(Data in this exercise):
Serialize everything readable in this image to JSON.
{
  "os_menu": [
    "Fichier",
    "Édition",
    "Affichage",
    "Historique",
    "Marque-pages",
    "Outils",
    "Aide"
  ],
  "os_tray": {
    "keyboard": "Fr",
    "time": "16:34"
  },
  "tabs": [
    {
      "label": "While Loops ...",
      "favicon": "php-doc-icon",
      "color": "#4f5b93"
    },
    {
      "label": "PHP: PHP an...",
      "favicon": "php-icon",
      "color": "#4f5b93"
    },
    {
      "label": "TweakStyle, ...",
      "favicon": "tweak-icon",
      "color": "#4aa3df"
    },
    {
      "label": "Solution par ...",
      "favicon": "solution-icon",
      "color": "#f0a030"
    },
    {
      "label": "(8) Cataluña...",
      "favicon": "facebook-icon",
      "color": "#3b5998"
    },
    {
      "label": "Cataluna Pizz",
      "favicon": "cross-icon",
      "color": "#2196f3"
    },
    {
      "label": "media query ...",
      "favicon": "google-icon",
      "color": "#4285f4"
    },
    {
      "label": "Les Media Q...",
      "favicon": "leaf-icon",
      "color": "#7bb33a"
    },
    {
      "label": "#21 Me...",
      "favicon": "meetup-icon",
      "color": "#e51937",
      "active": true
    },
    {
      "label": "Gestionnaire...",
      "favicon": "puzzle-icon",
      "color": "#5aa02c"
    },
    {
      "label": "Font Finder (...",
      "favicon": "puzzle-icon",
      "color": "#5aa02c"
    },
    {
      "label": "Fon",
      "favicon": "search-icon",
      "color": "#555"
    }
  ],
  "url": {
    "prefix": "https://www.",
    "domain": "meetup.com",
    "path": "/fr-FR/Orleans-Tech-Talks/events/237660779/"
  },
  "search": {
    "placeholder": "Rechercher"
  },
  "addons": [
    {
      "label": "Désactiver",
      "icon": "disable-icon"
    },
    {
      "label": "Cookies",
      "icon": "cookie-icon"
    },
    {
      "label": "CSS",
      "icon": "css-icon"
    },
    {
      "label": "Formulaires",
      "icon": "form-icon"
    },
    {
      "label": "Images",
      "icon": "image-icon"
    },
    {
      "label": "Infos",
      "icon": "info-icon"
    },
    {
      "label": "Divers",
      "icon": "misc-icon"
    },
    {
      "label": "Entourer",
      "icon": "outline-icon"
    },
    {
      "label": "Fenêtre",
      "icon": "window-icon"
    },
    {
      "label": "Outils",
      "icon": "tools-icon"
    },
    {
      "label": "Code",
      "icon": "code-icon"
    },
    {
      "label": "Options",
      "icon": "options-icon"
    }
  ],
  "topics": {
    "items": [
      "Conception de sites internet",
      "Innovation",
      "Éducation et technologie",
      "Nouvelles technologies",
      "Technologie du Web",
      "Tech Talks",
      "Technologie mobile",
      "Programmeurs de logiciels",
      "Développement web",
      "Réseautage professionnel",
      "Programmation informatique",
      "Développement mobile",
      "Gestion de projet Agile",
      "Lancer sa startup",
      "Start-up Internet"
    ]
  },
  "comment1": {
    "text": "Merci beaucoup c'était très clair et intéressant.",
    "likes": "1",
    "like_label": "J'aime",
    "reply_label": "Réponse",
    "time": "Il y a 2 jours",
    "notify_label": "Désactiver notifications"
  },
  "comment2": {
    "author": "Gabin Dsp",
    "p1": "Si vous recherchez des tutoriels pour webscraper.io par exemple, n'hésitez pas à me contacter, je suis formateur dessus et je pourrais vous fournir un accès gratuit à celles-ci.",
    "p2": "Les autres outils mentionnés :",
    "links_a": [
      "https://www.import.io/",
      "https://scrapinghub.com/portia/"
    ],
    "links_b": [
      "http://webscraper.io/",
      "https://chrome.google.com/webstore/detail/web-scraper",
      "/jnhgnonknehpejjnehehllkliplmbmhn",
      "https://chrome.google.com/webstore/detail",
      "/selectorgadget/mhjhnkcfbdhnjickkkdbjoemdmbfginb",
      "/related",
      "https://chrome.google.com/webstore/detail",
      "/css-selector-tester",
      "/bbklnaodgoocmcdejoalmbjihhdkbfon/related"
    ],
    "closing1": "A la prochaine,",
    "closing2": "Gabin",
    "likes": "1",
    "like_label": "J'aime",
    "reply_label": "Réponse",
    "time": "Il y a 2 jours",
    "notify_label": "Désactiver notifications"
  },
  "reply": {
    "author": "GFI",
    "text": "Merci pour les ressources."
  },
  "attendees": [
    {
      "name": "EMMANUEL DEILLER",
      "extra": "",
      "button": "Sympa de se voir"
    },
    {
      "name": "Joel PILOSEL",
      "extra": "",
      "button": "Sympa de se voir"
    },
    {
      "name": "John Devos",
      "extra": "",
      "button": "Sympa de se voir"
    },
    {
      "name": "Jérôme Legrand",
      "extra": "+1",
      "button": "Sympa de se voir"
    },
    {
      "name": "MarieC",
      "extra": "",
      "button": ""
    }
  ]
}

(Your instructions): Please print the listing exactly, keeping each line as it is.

(Response below):
Serialize everything readable in this image to JSON.
{
  "os_menu": [
    "Fichier",
    "Édition",
    "Affichage",
    "Historique",
    "Marque-pages",
    "Outils",
    "Aide"
  ],
  "os_tray": {
    "keyboard": "Fr",
    "time": "16:34"
  },
  "tabs": [
    {
      "label": "While Loops ...",
      "favicon": "php-doc-icon",
      "color": "#4f5b93"
    },
    {
      "label": "PHP: PHP an...",
      "favicon": "php-icon",
      "color": "#4f5b93"
    },
    {
      "label": "TweakStyle, ...",
      "favicon": "tweak-icon",
      "color": "#4aa3df"
    },
    {
      "label": "Solution par ...",
      "favicon": "solution-icon",
      "color": "#f0a030"
    },
    {
      "label": "(8) Cataluña...",
      "favicon": "facebook-icon",
      "color": "#3b5998"
    },
    {
      "label": "Cataluna Pizz",
      "favicon": "cross-icon",
      "color": "#2196f3"
    },
    {
      "label": "media query ...",
      "favicon": "google-icon",
      "color": "#4285f4"
    },
    {
      "label": "Les Media Q...",
      "favicon": "leaf-icon",
      "color": "#7bb33a"
    },
    {
      "label": "#21 Me...",
      "favicon": "meetup-icon",
      "color": "#e51937",
      "active": true
    },
    {
      "label": "Gestionnaire...",
      "favicon": "puzzle-icon",
      "color": "#5aa02c"
    },
    {
      "label": "Font Finder (...",
      "favicon": "puzzle-icon",
      "color": "#5aa02c"
    },
    {
      "label": "Fon",
      "favicon": "search-icon",
      "color": "#555"
    }
  ],
  "url": {
    "prefix": "https://www.",
    "domain": "meetup.com",
    "path": "/fr-FR/Orleans-Tech-Talks/events/237660779/"
  },
  "search": {
    "placeholder": "Rechercher"
  },
  "addons": [
    {
      "label": "Désactiver",
      "icon": "disable-icon"
    },
    {
      "label": "Cookies",
      "icon": "cookie-icon"
    },
    {
      "label": "CSS",
      "icon": "css-icon"
    },
    {
      "label": "Formulaires",
      "icon": "form-icon"
    },
    {
      "label": "Images",
      "icon": "image-icon"
    },
    {
      "label": "Infos",
      "icon": "info-icon"
    },
    {
      "label": "Divers",
      "icon": "misc-icon"
    },
    {
      "label": "Entourer",
      "icon": "outline-icon"
    },
    {
      "label": "Fenêtre",
      "icon": "window-icon"
    },
    {
      "label": "Outils",
      "icon": "tools-icon"
    },
    {
      "label": "Code",
      "icon": "code-icon"
    },
    {
      "label": "Options",
      "icon": "options-icon"
    }
  ],
  "topics": {
    "items": [
      "Conception de sites internet",
      "Innovation",
      "Éducation et technologie",
      "Nouvelles technologies",
      "Technologie du Web",
      "Tech Talks",
      "Technologie mobile",
      "Programmeurs de logiciels",
      "Développement web",
      "Réseautage professionnel",
      "Programmation informatique",
      "Développement mobile",
      "Gestion de projet Agile",
      "Lancer sa startup",
      "Start-up Internet"
    ]
  },
  "comment1": {
    "text": "Merci beaucoup c'était très clair et intéressant.",
    "likes": "1",
    "like_label": "J'aime",
    "reply_label": "Réponse",
    "time": "Il y a 2 jours",
    "notify_label": "Désactiver notifications"
  },
  "comment2": {
    "author": "Gabin Dsp",
    "p1": "Si vous recherchez des tutoriels pour webscraper.io par exemple, n'hésitez pas à me contacter, je suis formateur dessus et je pourrais vous fournir un accès gratuit à celles-ci.",
    "p2": "Les autres outils mentionnés :",
    "links_a": [
      "https://www.import.io/",
      "https://scrapinghub.com/portia/"
    ],
    "links_b": [
      "http://webscraper.io/",
      "https://chrome.google.com/webstore/detail/web-scraper",
      "/jnhgnonknehpejjnehehllkliplmbmhn",
      "https://chrome.google.com/webstore/detail",
      "/selectorgadget/mhjhnkcfbdhnjickkkdbjoemdmbfginb",
      "/related",
      "https://chrome.google.com/webstore/detail",
      "/css-selector-tester",
      "/bbklnaodgoocmcdejoalmbjihhdkbfon/related"
    ],
    "closing1": "A la prochaine,",
    "closing2": "Gabin",
    "likes": "1",
    "like_label": "J'aime",
    "reply_label": "Réponse",
    "time": "Il y a 2 jours",
    "notify_label": "Désactiver notifications"
  },
  "reply": {
    "author": "GFI",
    "text": "Merci pour les ressources."
  },
  "attendees": [
    {
      "name": "EMMANUEL DEILLER",
      "extra": "",
      "button": "Sympa de se voir"
    },
    {
      "name": "Joel PILOSEL",
      "extra": "",
      "button": "Sympa de se voir"
    },
    {
      "name": "John Devos",
      "extra": "",
      "button": "Sympa de se voir"
    },
    {
      "name": "Jérôme Legrand",
      "extra": "+1",
      "button": "Sympa de se voir"
    },
    {
      "name": "MarieC",
      "extra": "",
      "button": ""
    }
  ]
}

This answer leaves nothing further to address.